Stretch: Stretching is a key factor in keeping the body healthy. It removes tension and increases blood flow. So start stretching and continue to stretch all the muscles in the area of concern. Start at the point of pain and move one joint out, then stretch all the major muscles from that joint to the spine. If you cannot stretch a muscle then massage it. Remember, the pain took time to develop and it will take time to heal, so do not look for quick fixes.
Isolate the cause: Look at anything you do more than twice a day or for more than 30 minutes at a time. If it involves the area of concern take note of it. The stressors will often jump out at you because your pain will tell you to stop it. Be specific.
Change your habits: If it is something you cannot stop, then reduce the frequency as much as possible and use good ergonomic principles to support the action when you do perform it.
Get in shape: A repetitive stress injury occurs when a part of your body is overworked. Once the pain has reduced, you have to strengthen the muscles to handle the stress you are putting on them. Exercise the muscles in the area of concern. Start slow and use your pain as a guide.
Seek professional help: If the pain is not subsiding or you cannot seem to find the stressors causing your problem, then it is time to explore other treatments. Your doctor or anyone else who has professional qualification will likely have a course of treatment that will help you with your discomfort.

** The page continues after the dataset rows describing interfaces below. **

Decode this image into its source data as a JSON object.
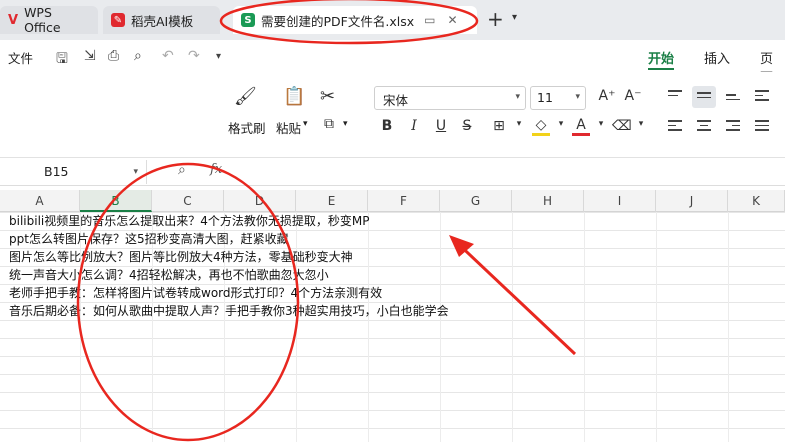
{
  "tabs": [
    {
      "label": "WPS Office",
      "icon": "wps-logo-icon",
      "color": "#e0292f"
    },
    {
      "label": "稻壳AI模板",
      "icon": "docer-logo-icon",
      "color": "#e0292f"
    },
    {
      "label": "需要创建的PDF文件名.xlsx",
      "icon": "spreadsheet-icon",
      "icon_text": "S",
      "color": "#1a9a55"
    }
  ],
  "menu": {
    "file": "文件",
    "tabs": [
      "开始",
      "插入",
      "页面"
    ],
    "active_tab": "开始"
  },
  "ribbon": {
    "format_painter": "格式刷",
    "paste": "粘贴",
    "font": "宋体",
    "size": "11",
    "bold": "B",
    "italic": "I",
    "underline": "U",
    "accent_color": "#1a7f46"
  },
  "formula": {
    "cell_ref": "B15",
    "fx": "fx"
  },
  "columns": [
    "A",
    "B",
    "C",
    "D",
    "E",
    "F",
    "G",
    "H",
    "I",
    "J",
    "K"
  ],
  "selected_column": "B",
  "rows": [
    "bilibili视频里的音乐怎么提取出来？4个方法教你无损提取，秒变MP",
    "ppt怎么转图片保存？这5招秒变高清大图，赶紧收藏",
    "图片怎么等比例放大？图片等比例放大4种方法，零基础秒变大神",
    "统一声音大小怎么调？4招轻松解决，再也不怕歌曲忽大忽小",
    "老师手把手教：怎样将图片试卷转成word形式打印？4个方法亲测有效",
    "音乐后期必备：如何从歌曲中提取人声？手把手教你3种超实用技巧，小白也能学会"
  ],
  "annotation_color": "#e8271f"
}
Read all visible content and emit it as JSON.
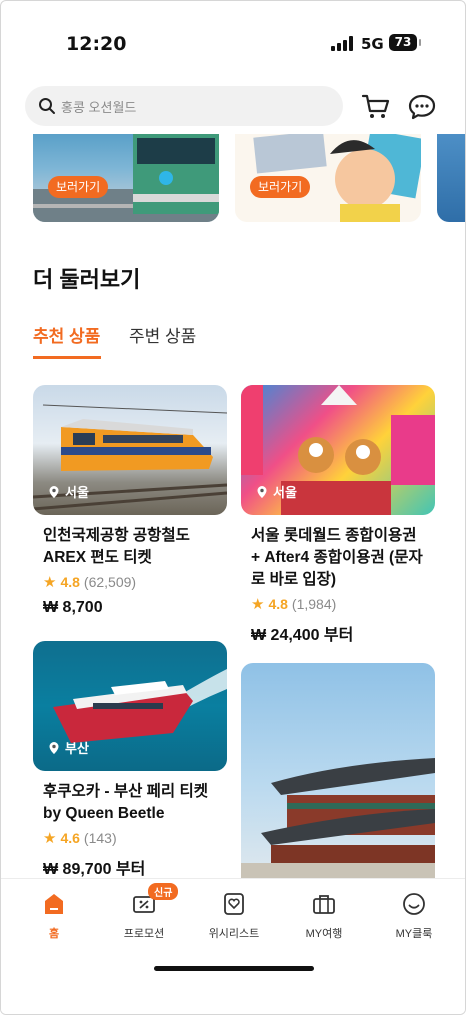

And most of them will be different, so remember to get a second opinion on your treatment options as well.